Dataset excerpts:
■ ■ ■ ■ ■
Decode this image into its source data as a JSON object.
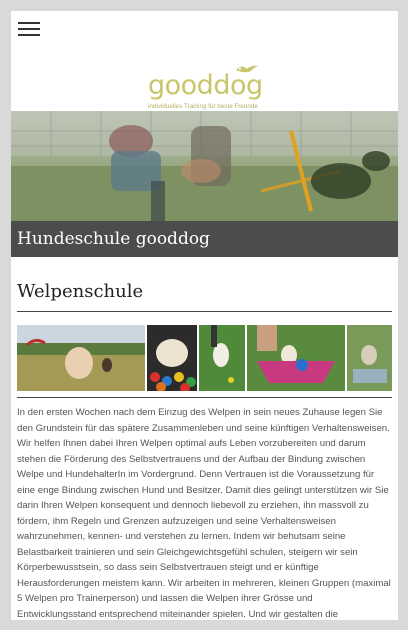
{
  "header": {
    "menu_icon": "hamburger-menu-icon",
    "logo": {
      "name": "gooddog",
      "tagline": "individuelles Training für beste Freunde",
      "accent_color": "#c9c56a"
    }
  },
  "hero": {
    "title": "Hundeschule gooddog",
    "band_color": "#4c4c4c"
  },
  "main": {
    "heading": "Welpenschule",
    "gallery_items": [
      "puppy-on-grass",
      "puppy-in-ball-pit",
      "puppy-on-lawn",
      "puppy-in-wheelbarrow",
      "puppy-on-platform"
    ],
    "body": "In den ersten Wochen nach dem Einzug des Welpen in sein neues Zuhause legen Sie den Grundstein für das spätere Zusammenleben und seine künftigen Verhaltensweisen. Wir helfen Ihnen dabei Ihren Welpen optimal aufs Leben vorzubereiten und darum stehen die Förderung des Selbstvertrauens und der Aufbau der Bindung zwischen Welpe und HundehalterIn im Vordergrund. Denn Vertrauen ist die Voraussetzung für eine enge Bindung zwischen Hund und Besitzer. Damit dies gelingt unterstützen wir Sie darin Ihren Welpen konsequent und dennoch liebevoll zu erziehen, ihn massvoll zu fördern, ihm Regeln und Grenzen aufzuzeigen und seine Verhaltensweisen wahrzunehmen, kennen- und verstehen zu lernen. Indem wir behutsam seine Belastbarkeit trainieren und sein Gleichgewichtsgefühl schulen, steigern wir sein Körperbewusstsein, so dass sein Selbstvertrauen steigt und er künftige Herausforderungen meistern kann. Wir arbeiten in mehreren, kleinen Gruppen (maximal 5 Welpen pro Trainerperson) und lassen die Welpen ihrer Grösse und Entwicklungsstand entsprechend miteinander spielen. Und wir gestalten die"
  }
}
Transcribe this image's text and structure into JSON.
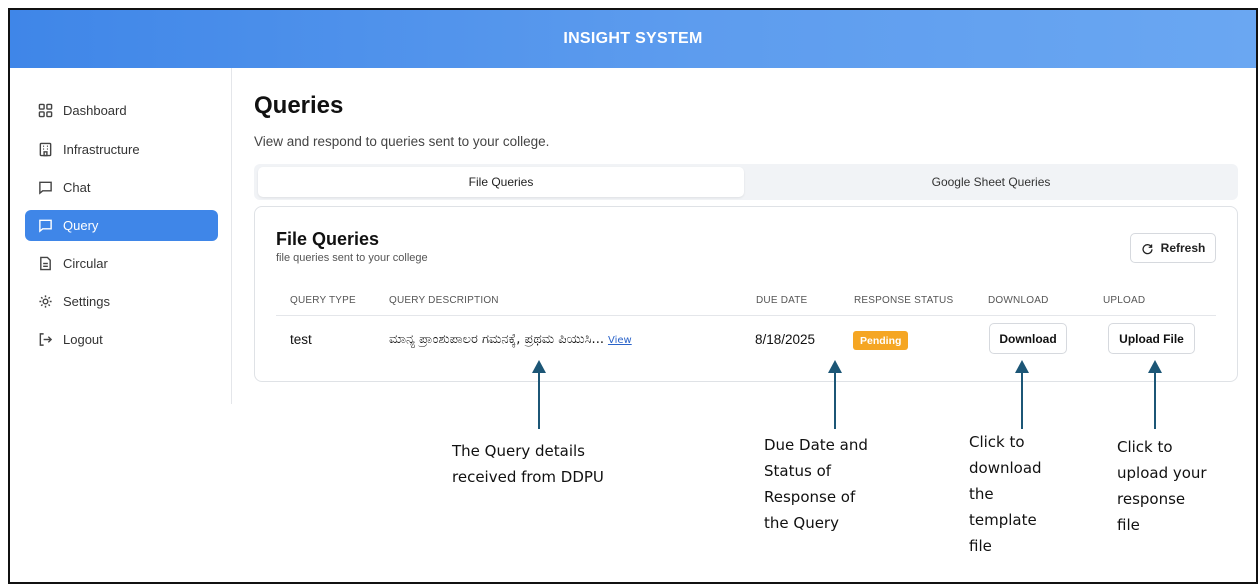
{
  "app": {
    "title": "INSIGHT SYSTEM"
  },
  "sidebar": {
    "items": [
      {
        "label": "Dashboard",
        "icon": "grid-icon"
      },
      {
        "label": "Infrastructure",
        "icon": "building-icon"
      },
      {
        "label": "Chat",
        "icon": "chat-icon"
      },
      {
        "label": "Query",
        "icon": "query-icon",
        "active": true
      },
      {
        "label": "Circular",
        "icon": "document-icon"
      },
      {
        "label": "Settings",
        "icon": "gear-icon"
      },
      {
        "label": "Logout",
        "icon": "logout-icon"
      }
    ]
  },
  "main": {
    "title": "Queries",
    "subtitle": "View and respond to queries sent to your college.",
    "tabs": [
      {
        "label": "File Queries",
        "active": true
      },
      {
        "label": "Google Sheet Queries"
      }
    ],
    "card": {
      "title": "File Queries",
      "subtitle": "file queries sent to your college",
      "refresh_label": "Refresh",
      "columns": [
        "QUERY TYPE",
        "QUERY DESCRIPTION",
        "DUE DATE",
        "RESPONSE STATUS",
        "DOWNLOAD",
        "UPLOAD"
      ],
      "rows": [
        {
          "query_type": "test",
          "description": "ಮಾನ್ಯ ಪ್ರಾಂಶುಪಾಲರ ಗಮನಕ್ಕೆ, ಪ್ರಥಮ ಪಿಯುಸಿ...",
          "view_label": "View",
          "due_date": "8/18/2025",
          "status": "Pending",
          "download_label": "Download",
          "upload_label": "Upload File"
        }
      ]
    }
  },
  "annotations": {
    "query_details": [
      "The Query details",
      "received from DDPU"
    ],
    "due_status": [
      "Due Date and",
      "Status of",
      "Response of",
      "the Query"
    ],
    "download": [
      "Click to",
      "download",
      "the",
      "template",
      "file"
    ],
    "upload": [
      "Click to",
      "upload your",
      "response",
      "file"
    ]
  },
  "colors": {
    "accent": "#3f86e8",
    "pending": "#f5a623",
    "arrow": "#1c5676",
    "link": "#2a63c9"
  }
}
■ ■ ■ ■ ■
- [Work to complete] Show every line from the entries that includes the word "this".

- [Exercise output]
Decode this image into its source data as a JSON object.
Transcribe this image's text and structure into JSON.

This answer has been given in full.